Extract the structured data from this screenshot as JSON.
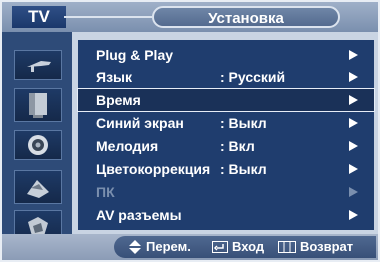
{
  "header": {
    "source": "TV",
    "title": "Установка"
  },
  "sidebar_icons": [
    {
      "name": "antenna-icon"
    },
    {
      "name": "picture-icon"
    },
    {
      "name": "speaker-icon"
    },
    {
      "name": "channel-icon"
    },
    {
      "name": "setup-icon"
    }
  ],
  "menu": {
    "items": [
      {
        "label": "Plug & Play",
        "value": "",
        "selected": false,
        "enabled": true
      },
      {
        "label": "Язык",
        "value": ": Русский",
        "selected": false,
        "enabled": true
      },
      {
        "label": "Время",
        "value": "",
        "selected": true,
        "enabled": true
      },
      {
        "label": "Синий экран",
        "value": ": Выкл",
        "selected": false,
        "enabled": true
      },
      {
        "label": "Мелодия",
        "value": ": Вкл",
        "selected": false,
        "enabled": true
      },
      {
        "label": "Цветокоррекция",
        "value": ": Выкл",
        "selected": false,
        "enabled": true
      },
      {
        "label": "ПК",
        "value": "",
        "selected": false,
        "enabled": false
      },
      {
        "label": "AV разъемы",
        "value": "",
        "selected": false,
        "enabled": true
      }
    ]
  },
  "footer": {
    "move": "Перем.",
    "enter": "Вход",
    "return": "Возврат"
  }
}
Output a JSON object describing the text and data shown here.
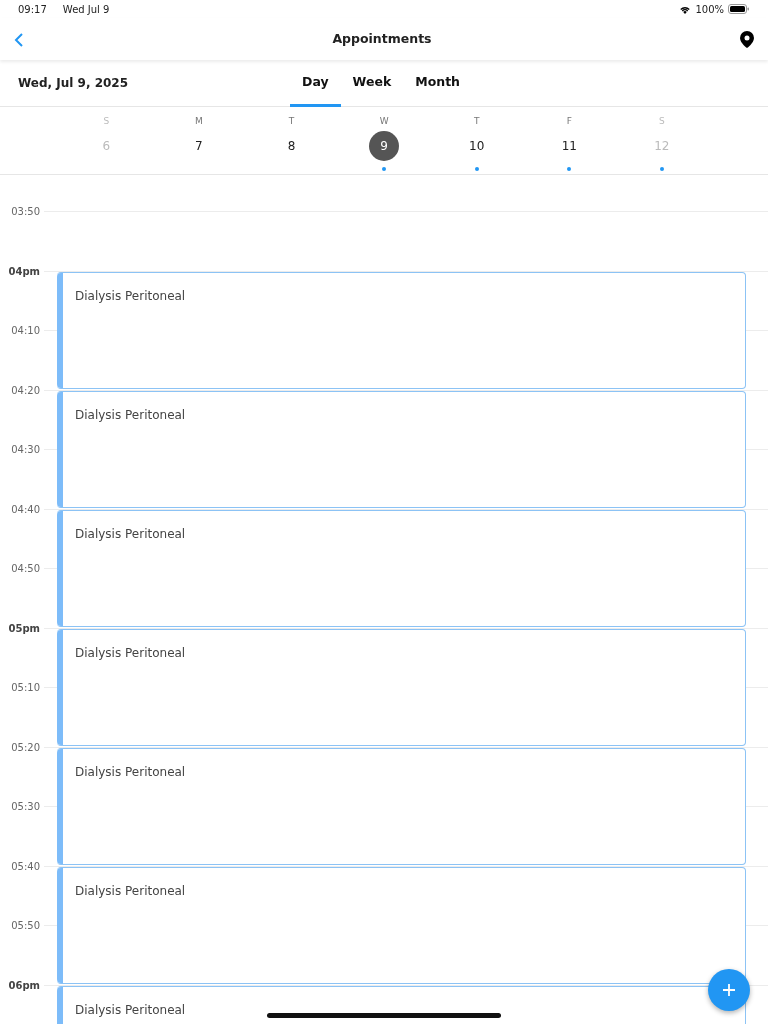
{
  "status_bar": {
    "time": "09:17",
    "date": "Wed Jul 9",
    "battery": "100%"
  },
  "nav": {
    "title": "Appointments"
  },
  "date_label": "Wed, Jul 9, 2025",
  "view_tabs": [
    {
      "label": "Day",
      "selected": true
    },
    {
      "label": "Week",
      "selected": false
    },
    {
      "label": "Month",
      "selected": false
    }
  ],
  "week": [
    {
      "weekday": "S",
      "day": "6",
      "dimmed": true,
      "selected": false,
      "has_events": false
    },
    {
      "weekday": "M",
      "day": "7",
      "dimmed": false,
      "selected": false,
      "has_events": false
    },
    {
      "weekday": "T",
      "day": "8",
      "dimmed": false,
      "selected": false,
      "has_events": false
    },
    {
      "weekday": "W",
      "day": "9",
      "dimmed": false,
      "selected": true,
      "has_events": true
    },
    {
      "weekday": "T",
      "day": "10",
      "dimmed": false,
      "selected": false,
      "has_events": true
    },
    {
      "weekday": "F",
      "day": "11",
      "dimmed": false,
      "selected": false,
      "has_events": true
    },
    {
      "weekday": "S",
      "day": "12",
      "dimmed": true,
      "selected": false,
      "has_events": true
    }
  ],
  "time_slots": [
    {
      "label": "03:50",
      "kind": "minute"
    },
    {
      "label": "04pm",
      "kind": "hour"
    },
    {
      "label": "04:10",
      "kind": "minute"
    },
    {
      "label": "04:20",
      "kind": "minute"
    },
    {
      "label": "04:30",
      "kind": "minute"
    },
    {
      "label": "04:40",
      "kind": "minute"
    },
    {
      "label": "04:50",
      "kind": "minute"
    },
    {
      "label": "05pm",
      "kind": "hour"
    },
    {
      "label": "05:10",
      "kind": "minute"
    },
    {
      "label": "05:20",
      "kind": "minute"
    },
    {
      "label": "05:30",
      "kind": "minute"
    },
    {
      "label": "05:40",
      "kind": "minute"
    },
    {
      "label": "05:50",
      "kind": "minute"
    },
    {
      "label": "06pm",
      "kind": "hour"
    }
  ],
  "appointments": [
    {
      "title": "Dialysis Peritoneal"
    },
    {
      "title": "Dialysis Peritoneal"
    },
    {
      "title": "Dialysis Peritoneal"
    },
    {
      "title": "Dialysis Peritoneal"
    },
    {
      "title": "Dialysis Peritoneal"
    },
    {
      "title": "Dialysis Peritoneal"
    },
    {
      "title": "Dialysis Peritoneal"
    }
  ]
}
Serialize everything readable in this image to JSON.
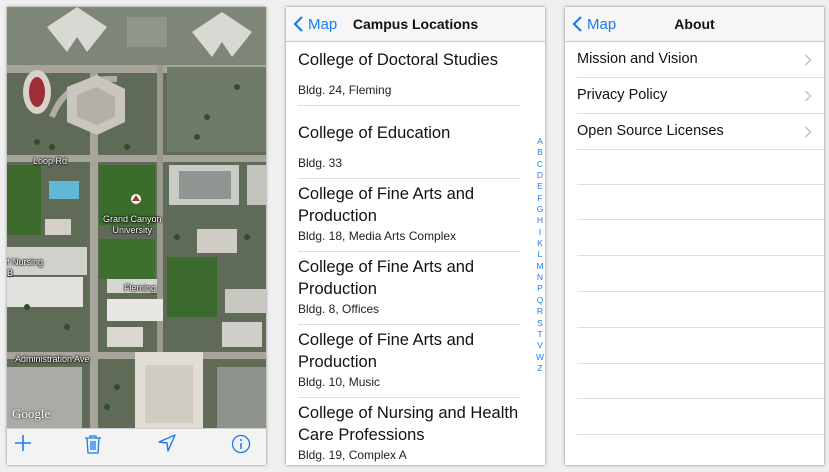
{
  "map": {
    "labels": {
      "loop_rd": "Loop Rd",
      "university": "Grand Canyon\nUniversity",
      "nursing": "College of Nursing\nComplex B",
      "fleming": "Fleming",
      "admin_ave": "Administration Ave",
      "google": "Google"
    },
    "toolbar_icons": [
      "plus-icon",
      "trash-icon",
      "location-arrow-icon",
      "info-icon"
    ],
    "accent": "#1a7cf0"
  },
  "locations": {
    "back_label": "Map",
    "title": "Campus Locations",
    "items": [
      {
        "name": "College of Doctoral Studies",
        "building": "Bldg. 24, Fleming"
      },
      {
        "name": "College of Education",
        "building": "Bldg. 33"
      },
      {
        "name": "College of Fine Arts and Production",
        "building": "Bldg. 18, Media Arts Complex"
      },
      {
        "name": "College of Fine Arts and Production",
        "building": "Bldg. 8, Offices"
      },
      {
        "name": "College of Fine Arts and Production",
        "building": "Bldg. 10, Music"
      },
      {
        "name": "College of Nursing and Health Care Professions",
        "building": "Bldg. 19, Complex A"
      }
    ],
    "index": [
      "A",
      "B",
      "C",
      "D",
      "E",
      "F",
      "G",
      "H",
      "I",
      "K",
      "L",
      "M",
      "N",
      "P",
      "Q",
      "R",
      "S",
      "T",
      "V",
      "W",
      "Z"
    ]
  },
  "about": {
    "back_label": "Map",
    "title": "About",
    "items": [
      {
        "label": "Mission and Vision"
      },
      {
        "label": "Privacy Policy"
      },
      {
        "label": "Open Source Licenses"
      }
    ]
  }
}
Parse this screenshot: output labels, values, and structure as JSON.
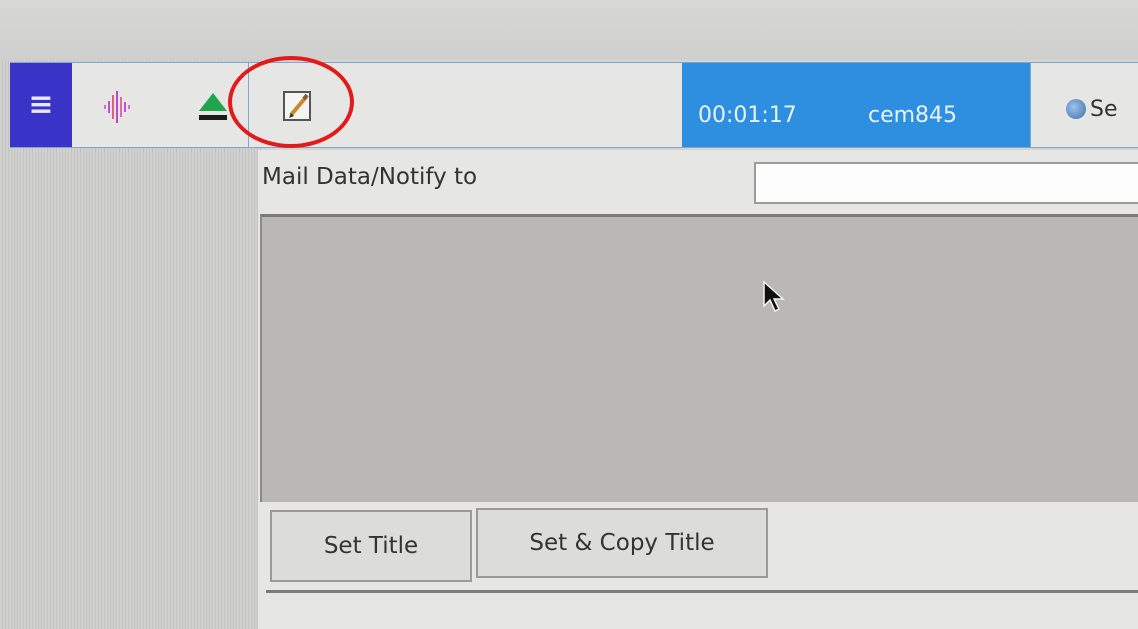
{
  "taskbar": {
    "menu_icon": "hamburger-icon",
    "launchers": [
      {
        "icon": "audio-wave-icon",
        "color": "#c24fd6"
      },
      {
        "icon": "eject-icon",
        "color": "#1fa64a"
      },
      {
        "icon": "edit-icon",
        "color": "#8a5a2b"
      }
    ],
    "status": {
      "timer": "00:01:17",
      "user": "cem845"
    },
    "clock_label": "Se"
  },
  "dialog": {
    "notify_label": "Mail Data/Notify to",
    "notify_value": "",
    "notify_placeholder": "",
    "buttons": {
      "set_title": "Set Title",
      "set_copy_title": "Set & Copy Title"
    }
  },
  "annotation": {
    "circle_color": "#e21a1a",
    "highlighted": "edit-icon"
  },
  "colors": {
    "menu_bg": "#3a33c8",
    "status_bg": "#2e8fe0",
    "accent_border": "#7ea6cf"
  }
}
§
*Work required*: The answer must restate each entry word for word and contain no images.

*Result of the exercise*:
Extract the structured data from this screenshot as JSON.
{
  "header": {
    "source": "TV",
    "title": "Установка"
  },
  "sidebar_icons": [
    {
      "name": "antenna-icon"
    },
    {
      "name": "picture-icon"
    },
    {
      "name": "speaker-icon"
    },
    {
      "name": "channel-icon"
    },
    {
      "name": "setup-icon"
    }
  ],
  "menu": {
    "items": [
      {
        "label": "Plug & Play",
        "value": "",
        "selected": false,
        "enabled": true
      },
      {
        "label": "Язык",
        "value": ": Русский",
        "selected": false,
        "enabled": true
      },
      {
        "label": "Время",
        "value": "",
        "selected": true,
        "enabled": true
      },
      {
        "label": "Синий экран",
        "value": ": Выкл",
        "selected": false,
        "enabled": true
      },
      {
        "label": "Мелодия",
        "value": ": Вкл",
        "selected": false,
        "enabled": true
      },
      {
        "label": "Цветокоррекция",
        "value": ": Выкл",
        "selected": false,
        "enabled": true
      },
      {
        "label": "ПК",
        "value": "",
        "selected": false,
        "enabled": false
      },
      {
        "label": "AV разъемы",
        "value": "",
        "selected": false,
        "enabled": true
      }
    ]
  },
  "footer": {
    "move": "Перем.",
    "enter": "Вход",
    "return": "Возврат"
  }
}
Output a JSON object describing the text and data shown here.
{
  "status_bar": {
    "time": "09:17",
    "date": "Wed Jul 9",
    "battery": "100%"
  },
  "nav": {
    "title": "Appointments"
  },
  "date_label": "Wed, Jul 9, 2025",
  "view_tabs": [
    {
      "label": "Day",
      "selected": true
    },
    {
      "label": "Week",
      "selected": false
    },
    {
      "label": "Month",
      "selected": false
    }
  ],
  "week": [
    {
      "weekday": "S",
      "day": "6",
      "dimmed": true,
      "selected": false,
      "has_events": false
    },
    {
      "weekday": "M",
      "day": "7",
      "dimmed": false,
      "selected": false,
      "has_events": false
    },
    {
      "weekday": "T",
      "day": "8",
      "dimmed": false,
      "selected": false,
      "has_events": false
    },
    {
      "weekday": "W",
      "day": "9",
      "dimmed": false,
      "selected": true,
      "has_events": true
    },
    {
      "weekday": "T",
      "day": "10",
      "dimmed": false,
      "selected": false,
      "has_events": true
    },
    {
      "weekday": "F",
      "day": "11",
      "dimmed": false,
      "selected": false,
      "has_events": true
    },
    {
      "weekday": "S",
      "day": "12",
      "dimmed": true,
      "selected": false,
      "has_events": true
    }
  ],
  "time_slots": [
    {
      "label": "03:50",
      "kind": "minute"
    },
    {
      "label": "04pm",
      "kind": "hour"
    },
    {
      "label": "04:10",
      "kind": "minute"
    },
    {
      "label": "04:20",
      "kind": "minute"
    },
    {
      "label": "04:30",
      "kind": "minute"
    },
    {
      "label": "04:40",
      "kind": "minute"
    },
    {
      "label": "04:50",
      "kind": "minute"
    },
    {
      "label": "05pm",
      "kind": "hour"
    },
    {
      "label": "05:10",
      "kind": "minute"
    },
    {
      "label": "05:20",
      "kind": "minute"
    },
    {
      "label": "05:30",
      "kind": "minute"
    },
    {
      "label": "05:40",
      "kind": "minute"
    },
    {
      "label": "05:50",
      "kind": "minute"
    },
    {
      "label": "06pm",
      "kind": "hour"
    }
  ],
  "appointments": [
    {
      "title": "Dialysis Peritoneal"
    },
    {
      "title": "Dialysis Peritoneal"
    },
    {
      "title": "Dialysis Peritoneal"
    },
    {
      "title": "Dialysis Peritoneal"
    },
    {
      "title": "Dialysis Peritoneal"
    },
    {
      "title": "Dialysis Peritoneal"
    },
    {
      "title": "Dialysis Peritoneal"
    }
  ]
}
Serialize everything readable in this image to JSON.
{
  "map": {
    "labels": {
      "loop_rd": "Loop Rd",
      "university": "Grand Canyon\nUniversity",
      "nursing": "College of Nursing\nComplex B",
      "fleming": "Fleming",
      "admin_ave": "Administration Ave",
      "google": "Google"
    },
    "toolbar_icons": [
      "plus-icon",
      "trash-icon",
      "location-arrow-icon",
      "info-icon"
    ],
    "accent": "#1a7cf0"
  },
  "locations": {
    "back_label": "Map",
    "title": "Campus Locations",
    "items": [
      {
        "name": "College of Doctoral Studies",
        "building": "Bldg. 24, Fleming"
      },
      {
        "name": "College of Education",
        "building": "Bldg. 33"
      },
      {
        "name": "College of Fine Arts and Production",
        "building": "Bldg. 18, Media Arts Complex"
      },
      {
        "name": "College of Fine Arts and Production",
        "building": "Bldg. 8, Offices"
      },
      {
        "name": "College of Fine Arts and Production",
        "building": "Bldg. 10, Music"
      },
      {
        "name": "College of Nursing and Health Care Professions",
        "building": "Bldg. 19, Complex A"
      }
    ],
    "index": [
      "A",
      "B",
      "C",
      "D",
      "E",
      "F",
      "G",
      "H",
      "I",
      "K",
      "L",
      "M",
      "N",
      "P",
      "Q",
      "R",
      "S",
      "T",
      "V",
      "W",
      "Z"
    ]
  },
  "about": {
    "back_label": "Map",
    "title": "About",
    "items": [
      {
        "label": "Mission and Vision"
      },
      {
        "label": "Privacy Policy"
      },
      {
        "label": "Open Source Licenses"
      }
    ]
  }
}
Parse this screenshot: output labels, values, and structure as JSON.
{
  "taskbar": {
    "menu_icon": "hamburger-icon",
    "launchers": [
      {
        "icon": "audio-wave-icon",
        "color": "#c24fd6"
      },
      {
        "icon": "eject-icon",
        "color": "#1fa64a"
      },
      {
        "icon": "edit-icon",
        "color": "#8a5a2b"
      }
    ],
    "status": {
      "timer": "00:01:17",
      "user": "cem845"
    },
    "clock_label": "Se"
  },
  "dialog": {
    "notify_label": "Mail Data/Notify to",
    "notify_value": "",
    "notify_placeholder": "",
    "buttons": {
      "set_title": "Set Title",
      "set_copy_title": "Set & Copy Title"
    }
  },
  "annotation": {
    "circle_color": "#e21a1a",
    "highlighted": "edit-icon"
  },
  "colors": {
    "menu_bg": "#3a33c8",
    "status_bg": "#2e8fe0",
    "accent_border": "#7ea6cf"
  }
}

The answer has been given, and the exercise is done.